There are a lot of fallicies out there regarding the office of the Pope, the greatest being that Catholics think the Popes cannot sin or ever be wrong. They can sin, and they can be wrong in just about every area of life - all but the essential doctrines of Jesus Christ, those things which Christians must believe in order to have salvation. In other words, those essential things revealed in Scripture and oral Tradition that Christians have believed from the beginning, "So then, brethren, stand firm and hold to the traditions which you were taught by us, either by word of mouth or by epistle. (2 Thess. 2:15).
So the message is quite simple, while both the Popes and Martin Luther were sinners, Martin Luther broke from Christian traditions and from Christian Scripture and taught new doctrines, (heresy). Had Luther, the very founder of Protestantism and of whom his church is named after, the Lutheran Church, had successors I would have focused only on his heretical quotes and not also on his mad rantings and ravings and hatreds. But since he is the father of Protestantism, and since he establshed his own paralell Christian Church minus some original doctrines and sacraments, and since he is not seen in Scripture speaking with Jesus, and since he is not mentioned in Scripture prophesy as some future rescuer of Christianity gone astray, I decided to focus on both his doctrinal errors and his cruelty and insanity.

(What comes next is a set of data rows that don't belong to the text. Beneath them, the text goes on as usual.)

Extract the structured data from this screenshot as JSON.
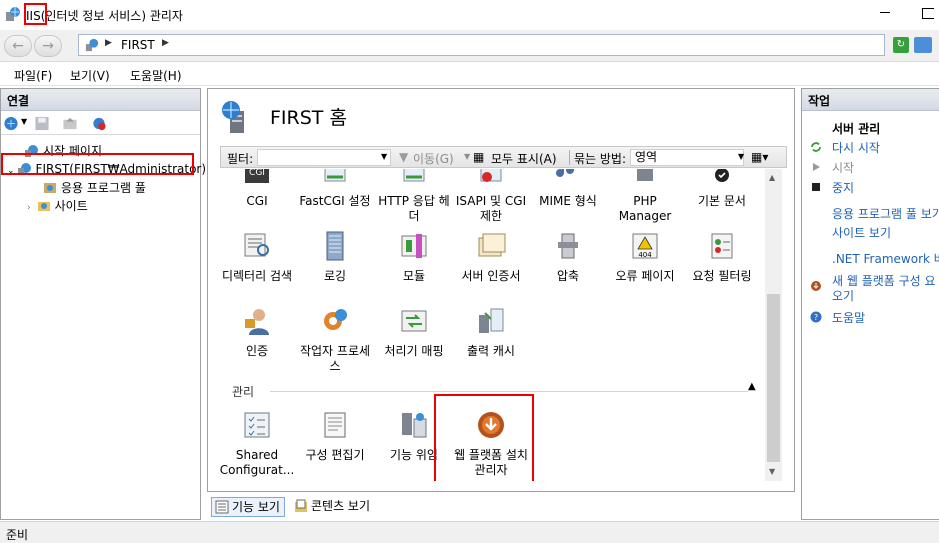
{
  "window": {
    "title": "IIS(인터넷 정보 서비스) 관리자"
  },
  "address": {
    "crumb": "FIRST"
  },
  "menu": {
    "items": [
      "파일(F)",
      "보기(V)",
      "도움말(H)"
    ]
  },
  "connections": {
    "header": "연결",
    "tree": {
      "start_page": "시작 페이지",
      "server": "FIRST(FIRST₩Administrator)",
      "app_pools": "응용 프로그램 풀",
      "sites": "사이트"
    }
  },
  "home": {
    "title": "FIRST 홈",
    "filter_label": "필터:",
    "filter_value": "",
    "go_label": "이동(G)",
    "show_all_label": "모두 표시(A)",
    "group_by_label": "묶는 방법:",
    "group_by_value": "영역"
  },
  "features": {
    "row1": [
      {
        "label": "CGI",
        "icon": "cgi-icon"
      },
      {
        "label": "FastCGI 설정",
        "icon": "fastcgi-icon"
      },
      {
        "label": "HTTP 응답 헤더",
        "icon": "http-headers-icon"
      },
      {
        "label": "ISAPI 및 CGI 제한",
        "icon": "isapi-cgi-icon"
      },
      {
        "label": "MIME 형식",
        "icon": "mime-icon"
      },
      {
        "label": "PHP Manager",
        "icon": "php-manager-icon"
      },
      {
        "label": "기본 문서",
        "icon": "default-document-icon"
      }
    ],
    "row2": [
      {
        "label": "디렉터리 검색",
        "icon": "directory-browsing-icon"
      },
      {
        "label": "로깅",
        "icon": "logging-icon"
      },
      {
        "label": "모듈",
        "icon": "modules-icon"
      },
      {
        "label": "서버 인증서",
        "icon": "server-certificates-icon"
      },
      {
        "label": "압축",
        "icon": "compression-icon"
      },
      {
        "label": "오류 페이지",
        "icon": "error-pages-icon"
      },
      {
        "label": "요청 필터링",
        "icon": "request-filtering-icon"
      }
    ],
    "row3": [
      {
        "label": "인증",
        "icon": "authentication-icon"
      },
      {
        "label": "작업자 프로세스",
        "icon": "worker-processes-icon"
      },
      {
        "label": "처리기 매핑",
        "icon": "handler-mappings-icon"
      },
      {
        "label": "출력 캐시",
        "icon": "output-caching-icon"
      }
    ],
    "management_header": "관리",
    "management": [
      {
        "label": "Shared Configurat...",
        "icon": "shared-configuration-icon"
      },
      {
        "label": "구성 편집기",
        "icon": "configuration-editor-icon"
      },
      {
        "label": "기능 위임",
        "icon": "feature-delegation-icon"
      },
      {
        "label": "웹 플랫폼 설치 관리자",
        "icon": "web-platform-installer-icon"
      }
    ],
    "error_page_code": "404"
  },
  "view_tabs": {
    "features_view": "기능 보기",
    "content_view": "콘텐츠 보기"
  },
  "actions": {
    "header": "작업",
    "server_manage": "서버 관리",
    "restart": "다시 시작",
    "start": "시작",
    "stop": "중지",
    "view_app_pools": "응용 프로그램 풀 보기",
    "view_sites": "사이트 보기",
    "net_framework": ".NET Framework 버전",
    "new_web_platform": "새 웹 플랫폼 구성 요",
    "new_web_platform_2": "오기",
    "help": "도움말"
  },
  "status": {
    "text": "준비"
  },
  "colors": {
    "highlight": "#e00000",
    "link": "#1f62b6"
  }
}
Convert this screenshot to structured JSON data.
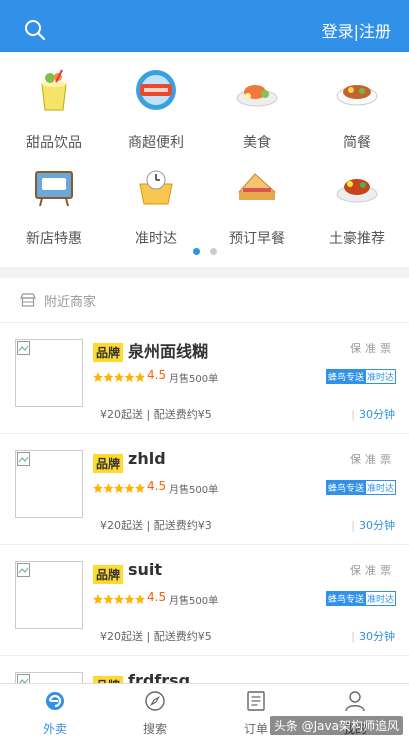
{
  "header": {
    "login_label": "登录|注册",
    "search_icon": "search-icon",
    "color": "#3190e8"
  },
  "categories": [
    {
      "label": "甜品饮品",
      "icon": "drink-icon"
    },
    {
      "label": "商超便利",
      "icon": "supermarket-icon"
    },
    {
      "label": "美食",
      "icon": "food-plate-icon"
    },
    {
      "label": "简餐",
      "icon": "simple-meal-icon"
    },
    {
      "label": "新店特惠",
      "icon": "new-store-icon"
    },
    {
      "label": "准时达",
      "icon": "on-time-icon"
    },
    {
      "label": "预订早餐",
      "icon": "breakfast-icon"
    },
    {
      "label": "土豪推荐",
      "icon": "recommend-icon"
    }
  ],
  "carousel": {
    "pages": 2,
    "active": 0
  },
  "nearby": {
    "title": "附近商家",
    "shops": [
      {
        "brand": "品牌",
        "name": "泉州面线糊",
        "tags": "保准票",
        "rating": "4.5",
        "sales": "月售500单",
        "badge_primary": "蜂鸟专送",
        "badge_secondary": "准时达",
        "fee": "¥20起送 | 配送费约¥5",
        "time": "30分钟"
      },
      {
        "brand": "品牌",
        "name": "zhld",
        "tags": "保准票",
        "rating": "4.5",
        "sales": "月售500单",
        "badge_primary": "蜂鸟专送",
        "badge_secondary": "准时达",
        "fee": "¥20起送 | 配送费约¥3",
        "time": "30分钟"
      },
      {
        "brand": "品牌",
        "name": "suit",
        "tags": "保准票",
        "rating": "4.5",
        "sales": "月售500单",
        "badge_primary": "蜂鸟专送",
        "badge_secondary": "准时达",
        "fee": "¥20起送 | 配送费约¥5",
        "time": "30分钟"
      },
      {
        "brand": "品牌",
        "name": "frdfrsg",
        "tags": "",
        "rating": "",
        "sales": "",
        "badge_primary": "",
        "badge_secondary": "",
        "fee": "",
        "time": ""
      }
    ]
  },
  "tabbar": [
    {
      "label": "外卖",
      "icon": "takeout-icon",
      "active": true
    },
    {
      "label": "搜索",
      "icon": "compass-icon",
      "active": false
    },
    {
      "label": "订单",
      "icon": "order-icon",
      "active": false
    },
    {
      "label": "我的",
      "icon": "profile-icon",
      "active": false
    }
  ],
  "watermark": "头条 @Java架构师追风"
}
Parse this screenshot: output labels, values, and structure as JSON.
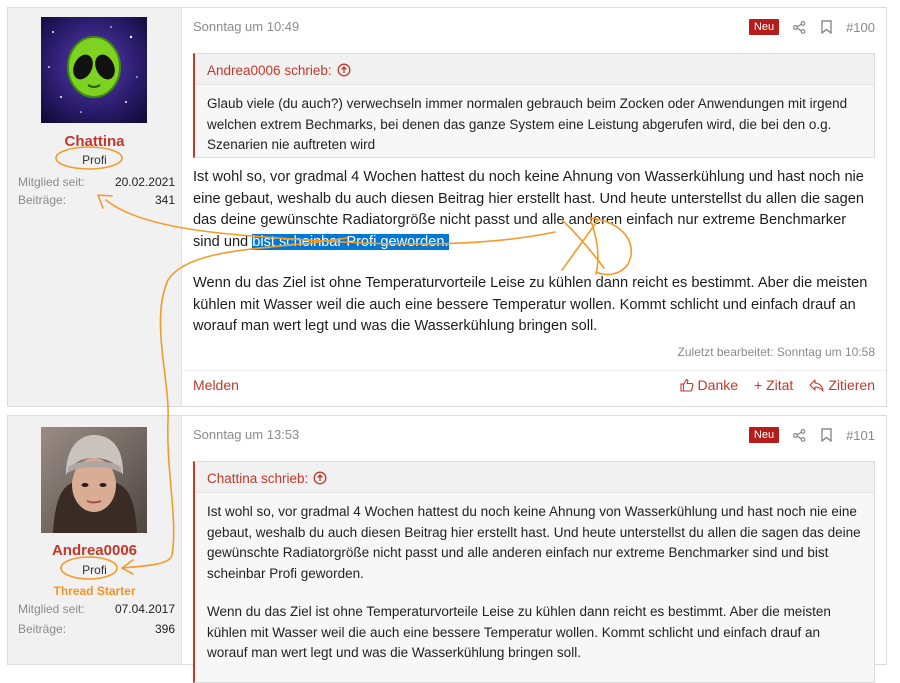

Oh yeah, those Scriptures...where did he get those again? Oh! Now I know. The One, Holy, Catholic and Apostolic Church. Doh!
Okay. This shows you don't know what you're talking about. Lutherans don't believe in "eternal security"--they believe you can commit spiritual suicide and lose your salvation (see Hebrews 6:1-4). How can something Luther-- and Lutherans to this day--deny ("once saved, always saved") be the groundwork for "morphing?"
It can't. You're wrong. 'Fess up.
Luther was unquestionably a spiritual man.
"The spiritual man makes judgments about all things, but he himself is not subject to any man's judgments." (1 Cor. 2:15).
"...why do you judge your brother? Or why do you look down on your brother? For we will all stand before God's judgment seat." (Romans 14:10)
"It is the Lord who judges me. Therefore judge nothing before the appointed time..." (1 Cor. 4:4)
As for faith alone vs. faith & works, works are the outcroppings of having been planted in the fertile soil of faith. You can fault Luther for having swung the pendulum too far as being overreactionary to the (then) Catholic teaching of salvation by works (indulgences).
But the equation is not simply faith + works = salvation, either. James just says they're integral. They go together. Works are evidential of faith; but works apart from faith--as the Catholic church was infamous for in Luther's day--is indeed straw to be burnt up at the last day.